Such personality factors as inability to relate to others, to accept supervision, to meet time schedules, have been evaluated.
See 2233.3.a. for Definitions.
4. REFUSAL TO ACCEPT RECOMMENDATIONS FOR DIAGNOSTIC EVALUATION, MEDICAL TREATMENT OR RELATED SERVICES
a. General Policy
A basic concept in public assistance is helping the client achieve his highest possible level of self-sufficiency. While there is no intent to force a person to accept medical treatment or related services against his will, it would be incompatible with this concept to grant assistance to a person who, without adequate reason, chooses to remain dependent rather than accept services designed to aid in his rehabilitation for self-care or self-support.
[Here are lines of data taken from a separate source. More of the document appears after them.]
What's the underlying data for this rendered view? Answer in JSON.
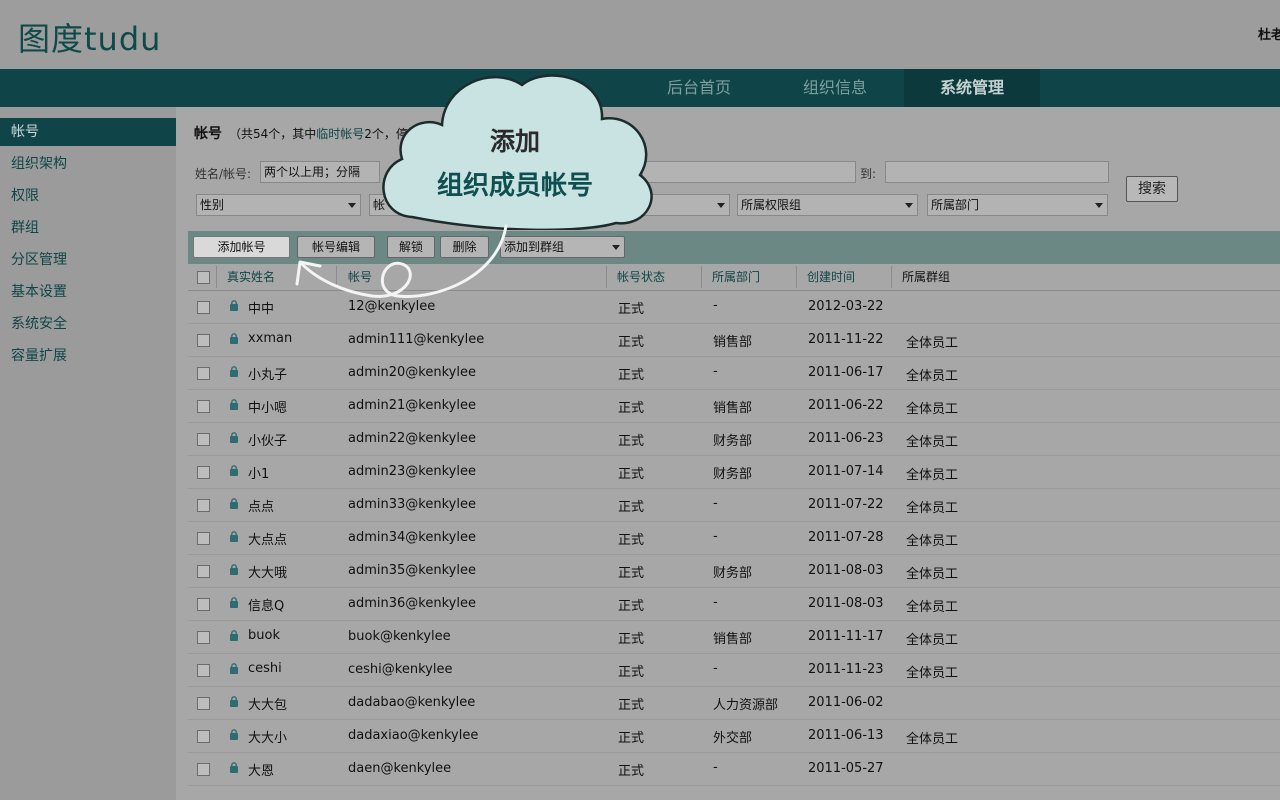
{
  "header": {
    "logo": "图度tudu",
    "user_name": "杜老"
  },
  "nav": {
    "tabs": [
      {
        "label": "后台首页",
        "active": false
      },
      {
        "label": "组织信息",
        "active": false
      },
      {
        "label": "系统管理",
        "active": true
      }
    ]
  },
  "sidebar": {
    "items": [
      {
        "label": "帐号",
        "active": true
      },
      {
        "label": "组织架构",
        "active": false
      },
      {
        "label": "权限",
        "active": false
      },
      {
        "label": "群组",
        "active": false
      },
      {
        "label": "分区管理",
        "active": false
      },
      {
        "label": "基本设置",
        "active": false
      },
      {
        "label": "系统安全",
        "active": false
      },
      {
        "label": "容量扩展",
        "active": false
      }
    ]
  },
  "main": {
    "title": "帐号",
    "summary_prefix": "（共54个，其中",
    "summary_link": "临时帐号",
    "summary_suffix": "2个，停用帐",
    "filters": {
      "name_label": "姓名/帐号:",
      "name_value": "两个以上用；分隔",
      "to_label": "到:",
      "gender_select": "性别",
      "account_select": "帐",
      "role_select": "所属权限组",
      "dept_select": "所属部门",
      "search_button": "搜索"
    },
    "toolbar": {
      "add": "添加帐号",
      "edit": "帐号编辑",
      "unlock": "解锁",
      "delete": "删除",
      "add_to_group": "添加到群组"
    },
    "columns": {
      "realname": "真实姓名",
      "account": "帐号",
      "status": "帐号状态",
      "dept": "所属部门",
      "created": "创建时间",
      "group": "所属群组"
    },
    "rows": [
      {
        "name": "中中",
        "account": "12@kenkylee",
        "status": "正式",
        "dept": "-",
        "date": "2012-03-22",
        "group": ""
      },
      {
        "name": "xxman",
        "account": "admin111@kenkylee",
        "status": "正式",
        "dept": "销售部",
        "date": "2011-11-22",
        "group": "全体员工"
      },
      {
        "name": "小丸子",
        "account": "admin20@kenkylee",
        "status": "正式",
        "dept": "-",
        "date": "2011-06-17",
        "group": "全体员工"
      },
      {
        "name": "中小嗯",
        "account": "admin21@kenkylee",
        "status": "正式",
        "dept": "销售部",
        "date": "2011-06-22",
        "group": "全体员工"
      },
      {
        "name": "小伙子",
        "account": "admin22@kenkylee",
        "status": "正式",
        "dept": "财务部",
        "date": "2011-06-23",
        "group": "全体员工"
      },
      {
        "name": "小1",
        "account": "admin23@kenkylee",
        "status": "正式",
        "dept": "财务部",
        "date": "2011-07-14",
        "group": "全体员工"
      },
      {
        "name": "点点",
        "account": "admin33@kenkylee",
        "status": "正式",
        "dept": "-",
        "date": "2011-07-22",
        "group": "全体员工"
      },
      {
        "name": "大点点",
        "account": "admin34@kenkylee",
        "status": "正式",
        "dept": "-",
        "date": "2011-07-28",
        "group": "全体员工"
      },
      {
        "name": "大大哦",
        "account": "admin35@kenkylee",
        "status": "正式",
        "dept": "财务部",
        "date": "2011-08-03",
        "group": "全体员工"
      },
      {
        "name": "信息Q",
        "account": "admin36@kenkylee",
        "status": "正式",
        "dept": "-",
        "date": "2011-08-03",
        "group": "全体员工"
      },
      {
        "name": "buok",
        "account": "buok@kenkylee",
        "status": "正式",
        "dept": "销售部",
        "date": "2011-11-17",
        "group": "全体员工"
      },
      {
        "name": "ceshi",
        "account": "ceshi@kenkylee",
        "status": "正式",
        "dept": "-",
        "date": "2011-11-23",
        "group": "全体员工"
      },
      {
        "name": "大大包",
        "account": "dadabao@kenkylee",
        "status": "正式",
        "dept": "人力资源部",
        "date": "2011-06-02",
        "group": ""
      },
      {
        "name": "大大小",
        "account": "dadaxiao@kenkylee",
        "status": "正式",
        "dept": "外交部",
        "date": "2011-06-13",
        "group": "全体员工"
      },
      {
        "name": "大恩",
        "account": "daen@kenkylee",
        "status": "正式",
        "dept": "-",
        "date": "2011-05-27",
        "group": ""
      }
    ]
  },
  "callout": {
    "line1": "添加",
    "line2": "组织成员帐号"
  },
  "colors": {
    "brand": "#0f4548",
    "toolbar": "#6b8885",
    "cloud": "#c9e3e3"
  }
}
The general policy shall be that an applicant or recipient who refuses to undergo diagnostic evaluation procedures which are essential to the determination of permanent and total disability, shall be found ineligible for DA by the Medical Review Team; a recipient who refuses recomended medical treatment or related services which would eliminate either the permanency or totality of his defect, disease or impairment, will not be eligible for DA unless his refusal is found to be reasonable.
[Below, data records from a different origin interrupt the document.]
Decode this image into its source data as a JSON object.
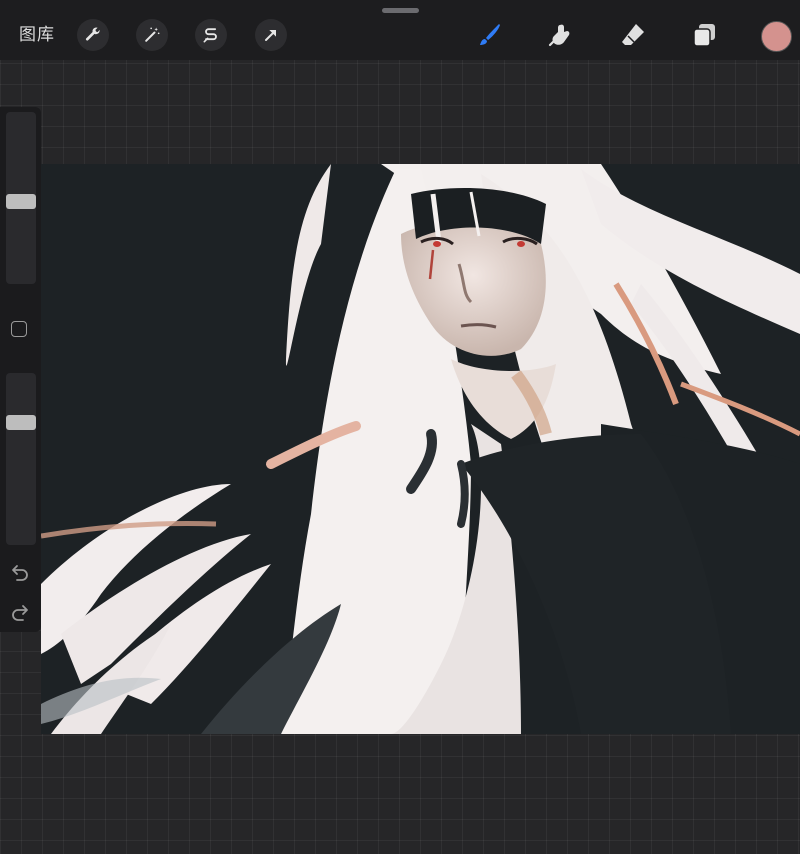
{
  "topbar": {
    "gallery_label": "图库",
    "left_tools": [
      {
        "icon": "wrench-icon"
      },
      {
        "icon": "magic-wand-icon"
      },
      {
        "icon": "selection-s-icon"
      },
      {
        "icon": "transform-arrow-icon"
      }
    ],
    "right_tools": [
      {
        "icon": "brush-icon",
        "active": true
      },
      {
        "icon": "smudge-icon"
      },
      {
        "icon": "eraser-icon"
      },
      {
        "icon": "layers-icon"
      }
    ],
    "current_color": "#d4928e"
  },
  "sidebar": {
    "brush_size_level": 0.48,
    "opacity_level": 0.73,
    "undo_icon": "undo-icon",
    "redo_icon": "redo-icon"
  },
  "canvas": {
    "artwork": "painting-portrait"
  },
  "colors": {
    "accent": "#2f7cf6",
    "toolbar_bg": "#1d1d1f",
    "canvas_bg": "#1d2225"
  }
}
Medical treatment and related services shall be understood to include diagnostic evaluation, medical and/or surgical treatment, psychiatric treatment, or any combination thereof; rehabilitation services including restorative services and vocational training, services of the State Employment Service, etc.
b. Reasonable Refusal Defined
Refusal on the part of a client to accept recommended treatment or services shall be considered to be “reasonable” (by the Medical Review Team) when one or more of the following conditions exist:
The client is genuinely fearful of undergoing treatment. While such fear may appear to be unrealistic, or emotional in origin, or even irrational, nevertheless the fear is so intense as to adversely affect the result of treatment, and a physician recommends against it.
The client could suffer loss of a faculty, or the residual use of a remaining faculty, and he is unwilling to take the risk.
The client has definite religious scruples which do not, in his judgment, permit him to undergo the recommended treatment.
The resistance to treatment is an element of the defect, disease or impairment itself.